Entries from a dataset of interfaces
[Start of Attachment]

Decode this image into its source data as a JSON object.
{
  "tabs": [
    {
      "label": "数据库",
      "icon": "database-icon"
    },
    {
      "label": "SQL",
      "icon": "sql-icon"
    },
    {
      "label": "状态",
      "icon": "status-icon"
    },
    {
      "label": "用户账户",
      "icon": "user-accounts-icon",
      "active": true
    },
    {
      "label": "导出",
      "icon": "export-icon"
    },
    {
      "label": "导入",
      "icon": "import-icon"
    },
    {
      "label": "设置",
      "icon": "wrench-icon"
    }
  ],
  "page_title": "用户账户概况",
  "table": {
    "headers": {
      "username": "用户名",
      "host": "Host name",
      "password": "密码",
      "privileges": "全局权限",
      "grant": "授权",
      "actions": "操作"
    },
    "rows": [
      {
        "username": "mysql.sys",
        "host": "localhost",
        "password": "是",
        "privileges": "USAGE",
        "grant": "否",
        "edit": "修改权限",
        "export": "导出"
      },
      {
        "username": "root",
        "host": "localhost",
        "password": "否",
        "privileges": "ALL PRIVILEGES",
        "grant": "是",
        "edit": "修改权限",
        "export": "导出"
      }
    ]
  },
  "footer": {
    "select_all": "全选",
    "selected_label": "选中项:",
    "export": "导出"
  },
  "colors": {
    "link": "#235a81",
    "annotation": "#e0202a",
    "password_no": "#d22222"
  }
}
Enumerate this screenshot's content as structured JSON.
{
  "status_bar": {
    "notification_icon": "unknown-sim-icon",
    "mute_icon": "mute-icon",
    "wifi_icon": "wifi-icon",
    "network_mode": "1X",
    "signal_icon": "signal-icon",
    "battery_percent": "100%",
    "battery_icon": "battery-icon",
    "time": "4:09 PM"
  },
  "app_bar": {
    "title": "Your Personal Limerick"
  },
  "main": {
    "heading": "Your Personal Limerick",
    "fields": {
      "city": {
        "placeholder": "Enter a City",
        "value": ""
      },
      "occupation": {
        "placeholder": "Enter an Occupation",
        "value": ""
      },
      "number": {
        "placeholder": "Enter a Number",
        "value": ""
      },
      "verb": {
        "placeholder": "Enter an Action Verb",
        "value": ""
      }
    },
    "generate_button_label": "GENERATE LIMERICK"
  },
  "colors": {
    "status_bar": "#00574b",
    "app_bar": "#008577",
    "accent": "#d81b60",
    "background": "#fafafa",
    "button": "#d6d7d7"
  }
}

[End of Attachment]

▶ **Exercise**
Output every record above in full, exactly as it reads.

▶ **Task answer**
Decode this image into its source data as a JSON object.
{
  "tabs": [
    {
      "label": "数据库",
      "icon": "database-icon"
    },
    {
      "label": "SQL",
      "icon": "sql-icon"
    },
    {
      "label": "状态",
      "icon": "status-icon"
    },
    {
      "label": "用户账户",
      "icon": "user-accounts-icon",
      "active": true
    },
    {
      "label": "导出",
      "icon": "export-icon"
    },
    {
      "label": "导入",
      "icon": "import-icon"
    },
    {
      "label": "设置",
      "icon": "wrench-icon"
    }
  ],
  "page_title": "用户账户概况",
  "table": {
    "headers": {
      "username": "用户名",
      "host": "Host name",
      "password": "密码",
      "privileges": "全局权限",
      "grant": "授权",
      "actions": "操作"
    },
    "rows": [
      {
        "username": "mysql.sys",
        "host": "localhost",
        "password": "是",
        "privileges": "USAGE",
        "grant": "否",
        "edit": "修改权限",
        "export": "导出"
      },
      {
        "username": "root",
        "host": "localhost",
        "password": "否",
        "privileges": "ALL PRIVILEGES",
        "grant": "是",
        "edit": "修改权限",
        "export": "导出"
      }
    ]
  },
  "footer": {
    "select_all": "全选",
    "selected_label": "选中项:",
    "export": "导出"
  },
  "colors": {
    "link": "#235a81",
    "annotation": "#e0202a",
    "password_no": "#d22222"
  }
}
Enumerate this screenshot's content as structured JSON.
{
  "status_bar": {
    "notification_icon": "unknown-sim-icon",
    "mute_icon": "mute-icon",
    "wifi_icon": "wifi-icon",
    "network_mode": "1X",
    "signal_icon": "signal-icon",
    "battery_percent": "100%",
    "battery_icon": "battery-icon",
    "time": "4:09 PM"
  },
  "app_bar": {
    "title": "Your Personal Limerick"
  },
  "main": {
    "heading": "Your Personal Limerick",
    "fields": {
      "city": {
        "placeholder": "Enter a City",
        "value": ""
      },
      "occupation": {
        "placeholder": "Enter an Occupation",
        "value": ""
      },
      "number": {
        "placeholder": "Enter a Number",
        "value": ""
      },
      "verb": {
        "placeholder": "Enter an Action Verb",
        "value": ""
      }
    },
    "generate_button_label": "GENERATE LIMERICK"
  },
  "colors": {
    "status_bar": "#00574b",
    "app_bar": "#008577",
    "accent": "#d81b60",
    "background": "#fafafa",
    "button": "#d6d7d7"
  }
}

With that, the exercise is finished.